25 June 2020
Florian Roquette, Chief Engineer
1/ What has been your career path so far? Could you tell us more about your role on board ILE D’OUESSANT?
My name is Florian Roquette and I have been an Engineer Officer for the past 13 years. I spent my last student years and my first missions as a Third Engineer on board Bröström Tankers Oil tankers, which involved several trips around the world. I joined Louis Dreyfus Armateurs in 2013 and the company soon entrusted me with the role of Chief Engineer on cable maintenance ship ILE D'AIX. I then spent two dreamlike years on the MARION DUFRESNE, with extraordinary journeys to the Southern Lands.
The adventure continued in May 2019 when I was offered by the Fleet Manager the position of Chief Engineer on ILE D'OUESSANT. I took up my duties when the ship arrived in Dunkirk from England, where she had spent several years in cold stack. The conversion of the ship from PSV (Platform Supply Vessel) to cable maintenance ship was a very rewarding professional experience, a large-scale project rarely experienced through a full career in the Merchant Navy. From project kick-off and sea trials in October 2019, to final deployment of the ROV and cable equipment in Dunkirk in April 2020, it surely was an intense 5-month period (interspersed with a few days off!) at Remontowa’s shipyard in Gdansk.
The role of Chief Engineer is an all-encompassing position. I get involved in technical fields such as mechanics, electrics, automation, and hydraulics, but also in logistics with management and ordering of spare parts, and coordination of maintenance work. Human relationships are of course added to the mix and essential on board. And for a perfect alchemy, we have to ensure that work is done safely on a daily basis.
2/ What do you think of this new ASN ship operated by Louis Dreyfus Armateurs (concept, equipment, future operations, fleet, etc.)?
A new ship is always good news for a crew. In my opinion, this vessel breathes new life into LDA’s fleet of cable ships. Her age, size and features will undoubtedly open up new perspectives for our maintenance cable fleet. The concept is quite daring: it gives a second life to a derelict ship by creating just in a few months an operational cable ship.

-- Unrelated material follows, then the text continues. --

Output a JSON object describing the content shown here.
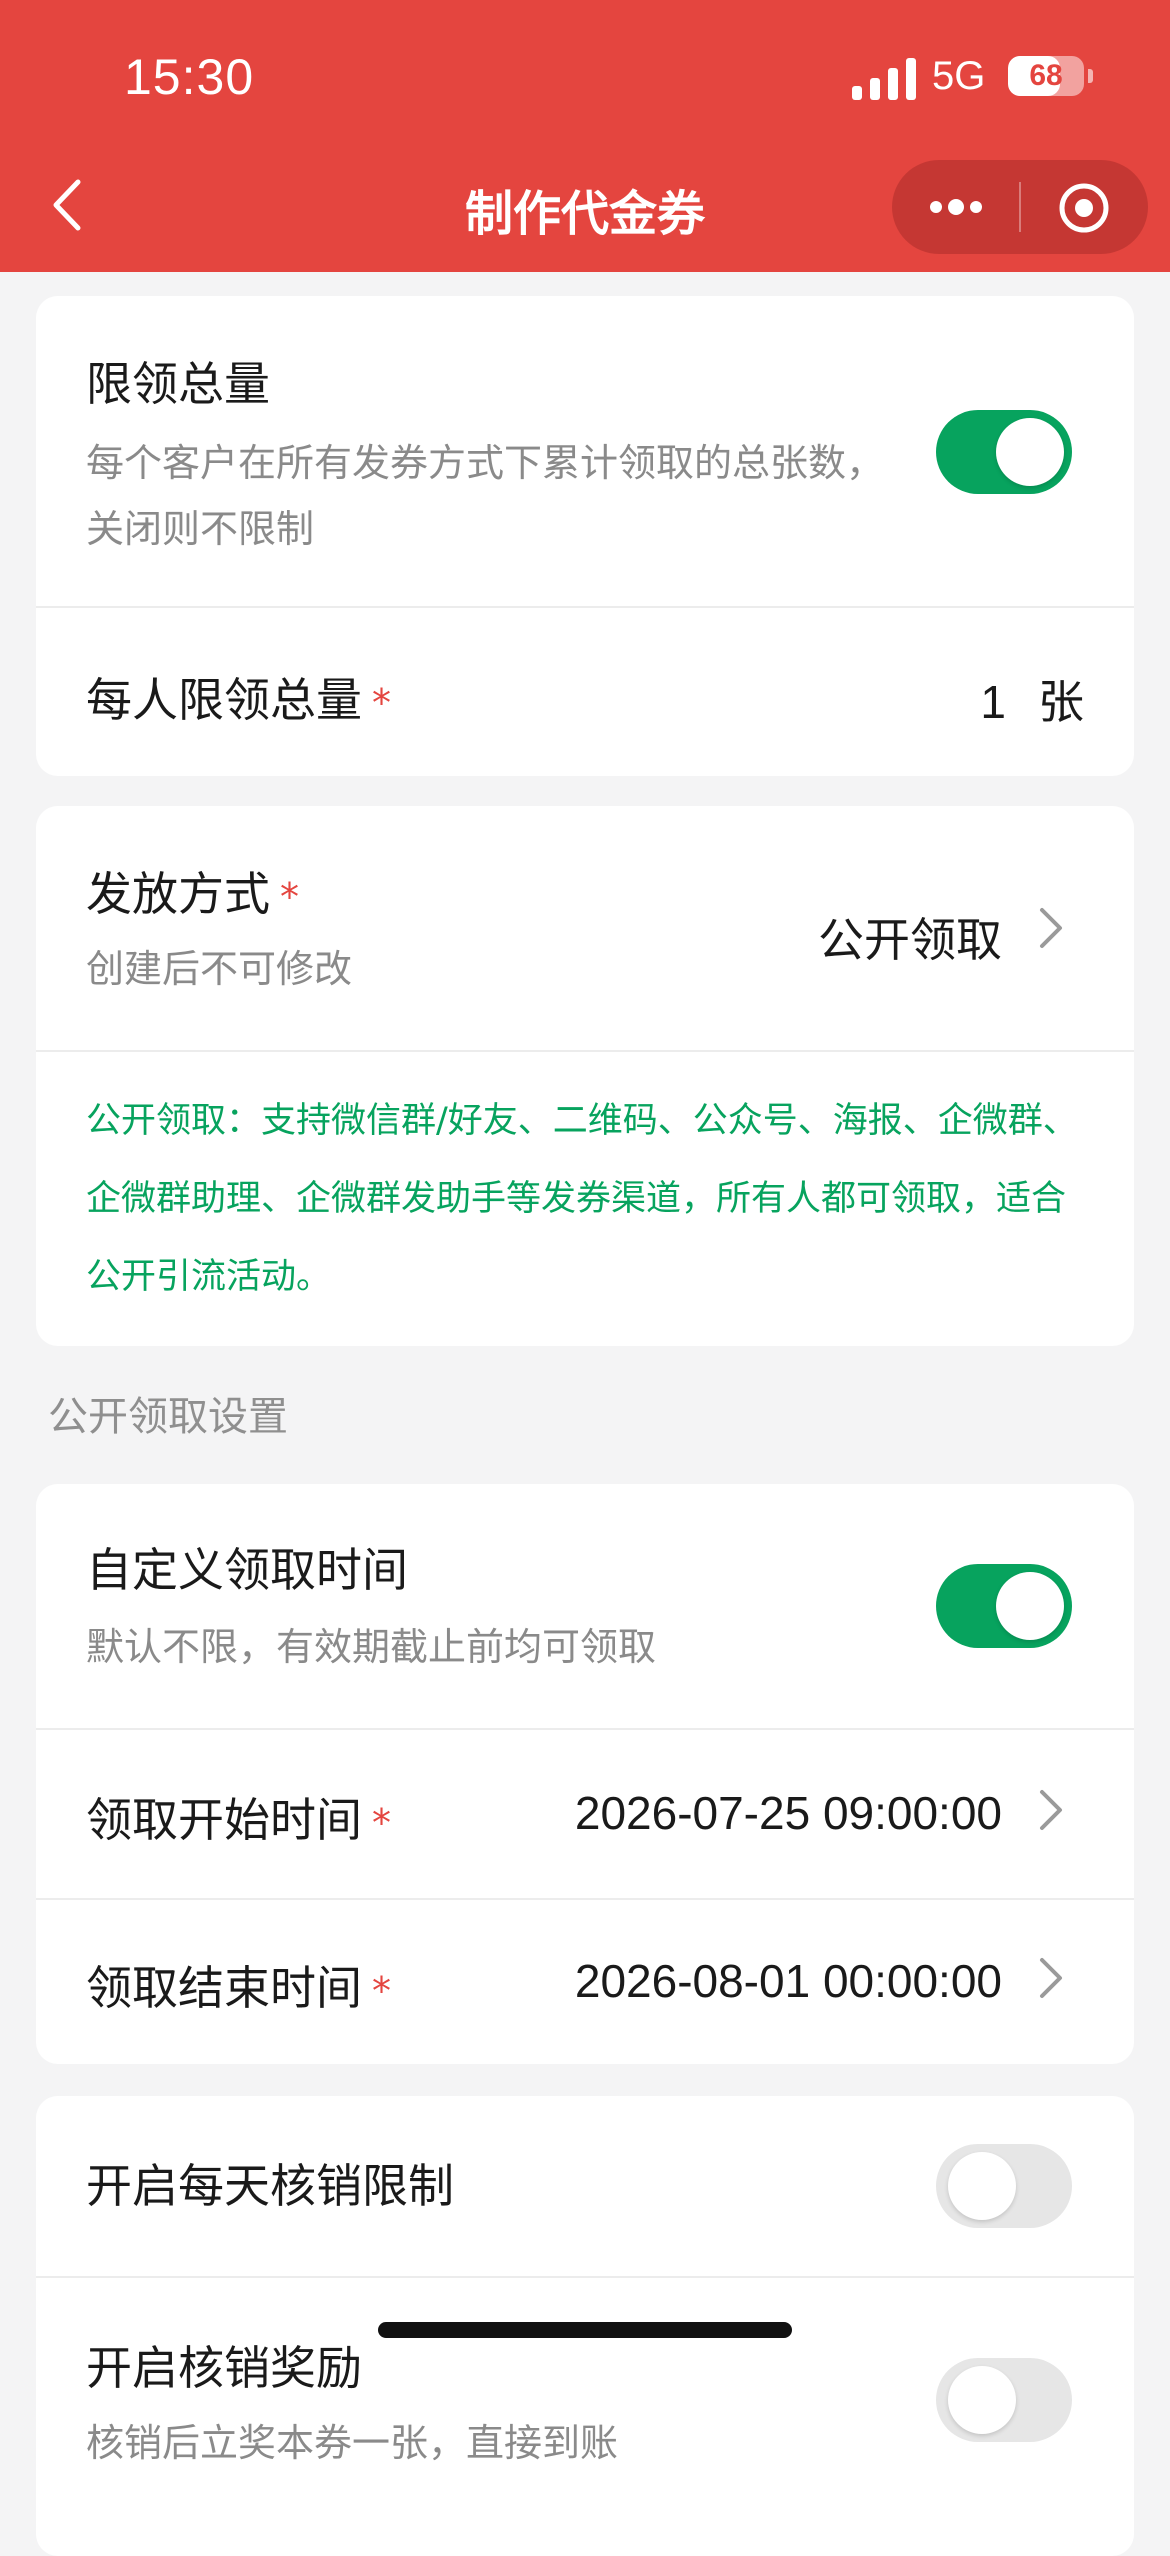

Although the conversion has now been completed, we are eager for the last sea trials to confirm how successful this project has been.
3/ What will you take away from this great conversion project? Any anecdote or major fact?
I could easily speak of the great technical adventure it has been, where each problem had to be solved quickly, on a construction site teeming with thousands of people every day.
But I would rather remember the human adventure we experienced there, especially at the weekend. We seafarers love an adventure, which is why we went out every weekend to the same restaurant - at least, most of the time - which had undeniable benefits : a reserved table, a special welcome, French-speaking staff specifically hired by the restaurant and - last but not least - quality food and a great wine cellar.
All this made for great, relaxing moments at the weekend and helped kick-start the week in high spirits.